Records for this exercise:
++++++++++++++++++++

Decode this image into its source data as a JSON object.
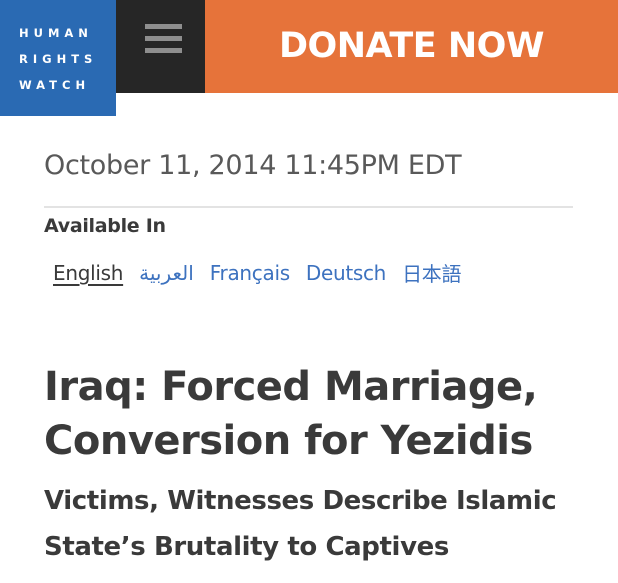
{
  "header": {
    "logo_lines": [
      "HUMAN",
      "RIGHTS",
      "WATCH"
    ],
    "donate_label": "DONATE NOW"
  },
  "article": {
    "date": "October 11, 2014 11:45PM EDT",
    "available_in_label": "Available In",
    "languages": [
      {
        "label": "English",
        "active": true
      },
      {
        "label": "العربية",
        "active": false
      },
      {
        "label": "Français",
        "active": false
      },
      {
        "label": "Deutsch",
        "active": false
      },
      {
        "label": "日本語",
        "active": false
      }
    ],
    "title_lines": [
      "Iraq: Forced Marriage,",
      "Conversion for Yezidis"
    ],
    "subtitle_lines": [
      "Victims, Witnesses Describe Islamic",
      "State’s Brutality to Captives"
    ]
  },
  "colors": {
    "logo_bg": "#2a6ab3",
    "menu_bg": "#262626",
    "donate_bg": "#e6733a",
    "link": "#3d72bf",
    "text": "#3a3a3a"
  },
  "icons": {
    "menu": "hamburger-menu-icon"
  }
}
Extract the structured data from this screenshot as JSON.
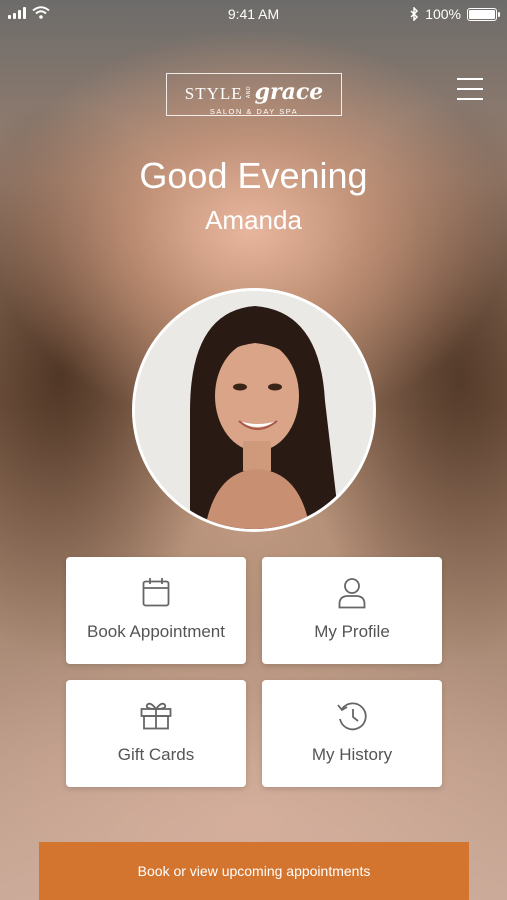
{
  "status_bar": {
    "time": "9:41 AM",
    "battery": "100%",
    "battery_level": 1.0
  },
  "logo": {
    "style": "STYLE",
    "and": "AND",
    "grace": "grace",
    "subtitle": "SALON & DAY SPA"
  },
  "greeting": "Good Evening",
  "user_name": "Amanda",
  "tiles": [
    {
      "label": "Book Appointment",
      "icon": "calendar-icon"
    },
    {
      "label": "My Profile",
      "icon": "user-icon"
    },
    {
      "label": "Gift Cards",
      "icon": "gift-icon"
    },
    {
      "label": "My History",
      "icon": "history-icon"
    }
  ],
  "bottom_bar": {
    "label": "Book or view upcoming appointments"
  },
  "colors": {
    "accent": "#d4752f",
    "tile_text": "#555555",
    "icon_stroke": "#666666"
  }
}
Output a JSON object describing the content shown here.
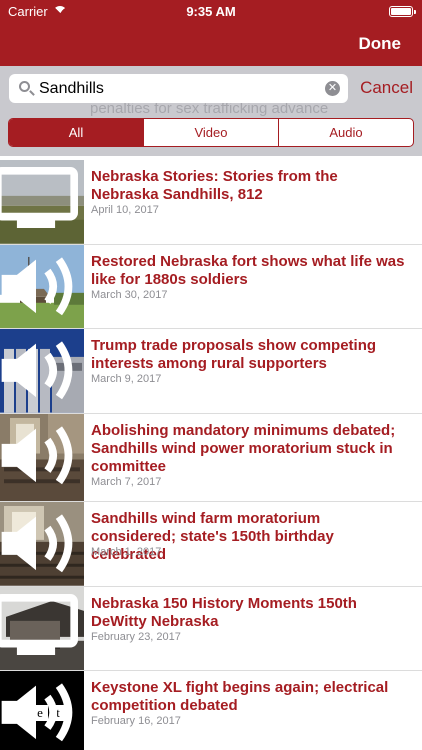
{
  "status_bar": {
    "carrier": "Carrier",
    "time": "9:35 AM"
  },
  "nav": {
    "done_label": "Done"
  },
  "search": {
    "value": "Sandhills",
    "cancel_label": "Cancel",
    "background_text": "penalties for sex trafficking advance"
  },
  "filter_tabs": [
    {
      "label": "All",
      "selected": true
    },
    {
      "label": "Video",
      "selected": false
    },
    {
      "label": "Audio",
      "selected": false
    }
  ],
  "results": [
    {
      "title": "Nebraska Stories: Stories from the Nebraska Sandhills, 812",
      "date": "April 10, 2017",
      "media": "tv-icon"
    },
    {
      "title": "Restored Nebraska fort shows what life was like for 1880s soldiers",
      "date": "March 30, 2017",
      "media": "speaker-icon"
    },
    {
      "title": "Trump trade proposals show competing interests among rural supporters",
      "date": "March 9, 2017",
      "media": "speaker-icon"
    },
    {
      "title": "Abolishing mandatory minimums debated; Sandhills wind power moratorium stuck in committee",
      "date": "March 7, 2017",
      "media": "speaker-icon"
    },
    {
      "title": "Sandhills wind farm moratorium considered; state's 150th birthday celebrated",
      "date": "March 1, 2017",
      "media": "speaker-icon"
    },
    {
      "title": "Nebraska 150 History Moments 150th DeWitty Nebraska",
      "date": "February 23, 2017",
      "media": "tv-icon"
    },
    {
      "title": "Keystone XL fight begins again; electrical competition debated",
      "date": "February 16, 2017",
      "media": "speaker-icon"
    }
  ],
  "logo_text": "net",
  "colors": {
    "brand_red": "#a51d22",
    "search_bar_bg": "#c9c9ce",
    "date_gray": "#8e8e93"
  }
}
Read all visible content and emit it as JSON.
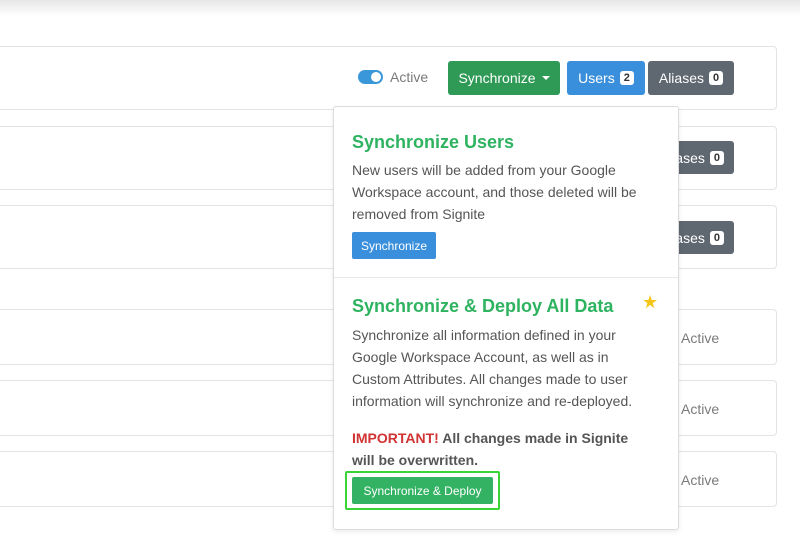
{
  "header": {
    "toggle_label": "Active"
  },
  "actions": {
    "synchronize_label": "Synchronize",
    "users_label": "Users",
    "users_count": "2",
    "aliases_label": "Aliases",
    "aliases_count": "0"
  },
  "rows": {
    "partial_aliases_label": "ases",
    "partial_aliases_count": "0",
    "status_text": "Active"
  },
  "dropdown": {
    "sync_users": {
      "title": "Synchronize Users",
      "description": "New users will be added from your Google Workspace account, and those deleted will be removed from Signite",
      "button_label": "Synchronize"
    },
    "sync_deploy": {
      "title": "Synchronize & Deploy All Data",
      "description": "Synchronize all information defined in your Google Workspace Account, as well as in Custom Attributes. All changes made to user information will synchronize and re-deployed.",
      "important_label": "IMPORTANT!",
      "important_text": "All changes made in Signite will be overwritten.",
      "button_label": "Synchronize & Deploy",
      "star_icon": "star-icon"
    }
  },
  "colors": {
    "green_primary": "#2e9a55",
    "blue_primary": "#3a8fdc",
    "gray_secondary": "#5f6770",
    "title_green": "#2eb360",
    "important_red": "#d13232",
    "highlight_border": "#39d436",
    "star_yellow": "#f4c517"
  }
}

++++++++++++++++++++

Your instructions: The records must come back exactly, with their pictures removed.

Answer section:
Decode this image into its source data as a JSON object.
{
  "header": {
    "logo_lines": [
      "HUMAN",
      "RIGHTS",
      "WATCH"
    ],
    "donate_label": "DONATE NOW"
  },
  "article": {
    "date": "October 11, 2014 11:45PM EDT",
    "available_in_label": "Available In",
    "languages": [
      {
        "label": "English",
        "active": true
      },
      {
        "label": "العربية",
        "active": false
      },
      {
        "label": "Français",
        "active": false
      },
      {
        "label": "Deutsch",
        "active": false
      },
      {
        "label": "日本語",
        "active": false
      }
    ],
    "title_lines": [
      "Iraq: Forced Marriage,",
      "Conversion for Yezidis"
    ],
    "subtitle_lines": [
      "Victims, Witnesses Describe Islamic",
      "State’s Brutality to Captives"
    ]
  },
  "colors": {
    "logo_bg": "#2a6ab3",
    "menu_bg": "#262626",
    "donate_bg": "#e6733a",
    "link": "#3d72bf",
    "text": "#3a3a3a"
  },
  "icons": {
    "menu": "hamburger-menu-icon"
  }
}
Extract the structured data from this screenshot as JSON.
{
  "status_bar": {
    "time": "9:41 AM",
    "battery": "100%",
    "battery_level": 1.0
  },
  "logo": {
    "style": "STYLE",
    "and": "AND",
    "grace": "grace",
    "subtitle": "SALON & DAY SPA"
  },
  "greeting": "Good Evening",
  "user_name": "Amanda",
  "tiles": [
    {
      "label": "Book Appointment",
      "icon": "calendar-icon"
    },
    {
      "label": "My Profile",
      "icon": "user-icon"
    },
    {
      "label": "Gift Cards",
      "icon": "gift-icon"
    },
    {
      "label": "My History",
      "icon": "history-icon"
    }
  ],
  "bottom_bar": {
    "label": "Book or view upcoming appointments"
  },
  "colors": {
    "accent": "#d4752f",
    "tile_text": "#555555",
    "icon_stroke": "#666666"
  }
}
Output a JSON object describing the content shown here.
{
  "status_bar": {
    "carrier": "Carrier",
    "time": "9:35 AM"
  },
  "nav": {
    "done_label": "Done"
  },
  "search": {
    "value": "Sandhills",
    "cancel_label": "Cancel",
    "background_text": "penalties for sex trafficking advance"
  },
  "filter_tabs": [
    {
      "label": "All",
      "selected": true
    },
    {
      "label": "Video",
      "selected": false
    },
    {
      "label": "Audio",
      "selected": false
    }
  ],
  "results": [
    {
      "title": "Nebraska Stories: Stories from the Nebraska Sandhills, 812",
      "date": "April 10, 2017",
      "media": "tv-icon"
    },
    {
      "title": "Restored Nebraska fort shows what life was like for 1880s soldiers",
      "date": "March 30, 2017",
      "media": "speaker-icon"
    },
    {
      "title": "Trump trade proposals show competing interests among rural supporters",
      "date": "March 9, 2017",
      "media": "speaker-icon"
    },
    {
      "title": "Abolishing mandatory minimums debated; Sandhills wind power moratorium stuck in committee",
      "date": "March 7, 2017",
      "media": "speaker-icon"
    },
    {
      "title": "Sandhills wind farm moratorium considered; state's 150th birthday celebrated",
      "date": "March 1, 2017",
      "media": "speaker-icon"
    },
    {
      "title": "Nebraska 150 History Moments 150th DeWitty Nebraska",
      "date": "February 23, 2017",
      "media": "tv-icon"
    },
    {
      "title": "Keystone XL fight begins again; electrical competition debated",
      "date": "February 16, 2017",
      "media": "speaker-icon"
    }
  ],
  "logo_text": "net",
  "colors": {
    "brand_red": "#a51d22",
    "search_bar_bg": "#c9c9ce",
    "date_gray": "#8e8e93"
  }
}
Read all visible content and emit it as JSON.
{
  "header": {
    "toggle_label": "Active"
  },
  "actions": {
    "synchronize_label": "Synchronize",
    "users_label": "Users",
    "users_count": "2",
    "aliases_label": "Aliases",
    "aliases_count": "0"
  },
  "rows": {
    "partial_aliases_label": "ases",
    "partial_aliases_count": "0",
    "status_text": "Active"
  },
  "dropdown": {
    "sync_users": {
      "title": "Synchronize Users",
      "description": "New users will be added from your Google Workspace account, and those deleted will be removed from Signite",
      "button_label": "Synchronize"
    },
    "sync_deploy": {
      "title": "Synchronize & Deploy All Data",
      "description": "Synchronize all information defined in your Google Workspace Account, as well as in Custom Attributes. All changes made to user information will synchronize and re-deployed.",
      "important_label": "IMPORTANT!",
      "important_text": "All changes made in Signite will be overwritten.",
      "button_label": "Synchronize & Deploy",
      "star_icon": "star-icon"
    }
  },
  "colors": {
    "green_primary": "#2e9a55",
    "blue_primary": "#3a8fdc",
    "gray_secondary": "#5f6770",
    "title_green": "#2eb360",
    "important_red": "#d13232",
    "highlight_border": "#39d436",
    "star_yellow": "#f4c517"
  }
}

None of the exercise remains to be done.